Another area in which the Ministry could do more for Social Integration is through collaboration with Ministries in charge of leisure activities. I believe much is being done now in the field of Sports, and I hope the Ministry of Education takes seriously the commitment of His Excellency the President to ensuring the sports is made compulsory for all students. At present this is a privilege enjoyed only in schools that are centres of excellence anyway, but this should be extended to all schools, especially those in rural areas.
Though I believe the Ministry of Sports is doing its best in this regard, the same is not true with regard to Cultural Activities, which should also be in place in all schools. There should be programmes to encourage creativity and to bring students together, instead of the concentration on competition that is largely about individuals. Here again the Ministry of National Languages and Social Integration could work together with the Ministry of Cultural Affairs and the Ministry of Education to put in place programmes that ensure that our young people grow up with greater experience of our common cultural heritage, and how it should bind us together.
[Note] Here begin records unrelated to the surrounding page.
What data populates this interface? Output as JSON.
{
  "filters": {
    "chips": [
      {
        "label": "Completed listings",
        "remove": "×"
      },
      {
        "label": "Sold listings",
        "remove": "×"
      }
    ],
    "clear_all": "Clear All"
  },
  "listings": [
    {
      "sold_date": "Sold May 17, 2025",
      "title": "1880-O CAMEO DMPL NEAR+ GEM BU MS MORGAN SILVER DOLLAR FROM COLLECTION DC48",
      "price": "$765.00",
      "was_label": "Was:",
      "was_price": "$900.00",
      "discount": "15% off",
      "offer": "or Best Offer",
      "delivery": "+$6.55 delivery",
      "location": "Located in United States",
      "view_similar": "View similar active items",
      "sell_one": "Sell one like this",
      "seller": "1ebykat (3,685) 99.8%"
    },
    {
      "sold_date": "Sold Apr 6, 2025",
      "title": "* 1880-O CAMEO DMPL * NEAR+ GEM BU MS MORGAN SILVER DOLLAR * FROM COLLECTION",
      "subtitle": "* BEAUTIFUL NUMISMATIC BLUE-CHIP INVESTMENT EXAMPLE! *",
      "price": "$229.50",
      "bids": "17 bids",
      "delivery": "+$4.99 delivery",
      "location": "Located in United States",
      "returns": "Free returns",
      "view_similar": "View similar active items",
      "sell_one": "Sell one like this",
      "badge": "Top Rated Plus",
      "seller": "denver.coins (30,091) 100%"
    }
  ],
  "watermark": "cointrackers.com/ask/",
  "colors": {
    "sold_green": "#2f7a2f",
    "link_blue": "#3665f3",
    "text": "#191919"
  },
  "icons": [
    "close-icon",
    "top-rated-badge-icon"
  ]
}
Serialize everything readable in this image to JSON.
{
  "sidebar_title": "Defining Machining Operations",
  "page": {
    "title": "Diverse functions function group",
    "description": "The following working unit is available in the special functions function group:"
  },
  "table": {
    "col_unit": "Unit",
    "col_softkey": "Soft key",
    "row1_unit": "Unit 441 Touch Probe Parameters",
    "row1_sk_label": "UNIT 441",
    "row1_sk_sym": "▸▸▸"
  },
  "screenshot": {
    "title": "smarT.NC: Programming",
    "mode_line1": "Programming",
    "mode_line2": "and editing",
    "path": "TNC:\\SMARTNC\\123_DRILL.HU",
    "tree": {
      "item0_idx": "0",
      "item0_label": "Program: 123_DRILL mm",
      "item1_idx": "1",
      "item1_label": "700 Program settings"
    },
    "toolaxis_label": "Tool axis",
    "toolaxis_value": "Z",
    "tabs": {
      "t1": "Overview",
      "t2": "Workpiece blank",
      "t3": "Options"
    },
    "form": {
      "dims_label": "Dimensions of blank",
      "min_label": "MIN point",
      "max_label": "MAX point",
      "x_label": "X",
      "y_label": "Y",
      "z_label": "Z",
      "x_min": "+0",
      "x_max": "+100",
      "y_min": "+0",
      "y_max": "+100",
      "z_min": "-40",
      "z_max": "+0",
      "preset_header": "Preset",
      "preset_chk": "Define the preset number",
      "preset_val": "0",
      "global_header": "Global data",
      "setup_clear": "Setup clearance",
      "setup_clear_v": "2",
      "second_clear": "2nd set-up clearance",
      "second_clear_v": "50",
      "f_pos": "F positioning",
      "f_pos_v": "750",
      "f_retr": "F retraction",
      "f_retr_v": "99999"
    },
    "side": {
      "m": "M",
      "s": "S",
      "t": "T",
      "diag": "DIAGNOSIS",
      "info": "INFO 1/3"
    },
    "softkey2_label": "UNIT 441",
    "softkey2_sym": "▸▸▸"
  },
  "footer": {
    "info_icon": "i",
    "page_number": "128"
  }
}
In this regard Mr Speaker I should speak a few words on the work of the Ministry of National Heritage. Here again I must commend the commitment of the Minister, but unfortunately his vision is not always fulfilled. I should note there are problems in that, when what used to be a single Ministry was divided up, not enough thought was given to principles. It would make sense for the Ministry of National Heritage to be about the Past, and about how that can guide us to peaceful and pluralistic future, while the Ministry of Cultural Affairs should be about the Present, and should work on creative activity. Unfortunately I believe there is no clarity about where the Museums and the Central Cultural Fund belong.
This is the more to be regretted, because of the contribution these could make to Social Integration. I should draw attention in this respect to the Ministry at Kataragama, which showcases how all communities and religions are associated, and I should commend the former Director, Prof Sudharshan Seneviratne for his excellent work in this regard. But it should be added that the inspiration came from His Excellency the President, who was also in the forefront of ensuring that the Northern Kovils were included when UNESCO patronage was sought for our archaeological heritage in that area. Unfortunately, without mechanisms to take that vision forward, we are in danger of letting the north become the plaything of sectarian interests, in contrast to the framework that His Excellency promoted some years back.
I hope therefore that the Ministry of National Languages and Social Integration will take the lead in ensuring consultations in this regard, and the development of a programme to take things forward more effectively. In congratulating the various Ministries on what has been achieved, I believe it is also necessary to request that more be done, with greater coherence, so as to better fulfil the mandate that was conferred on this Ministry.
*Speech of Prof Rajiva Wijesinha in the votes on the Ministries of National Languages and Social Integration, of National Heritage and of Cultural Affairs, considered in the Select Committee during the Committee Stage of the Budget Debate, November 19th 2014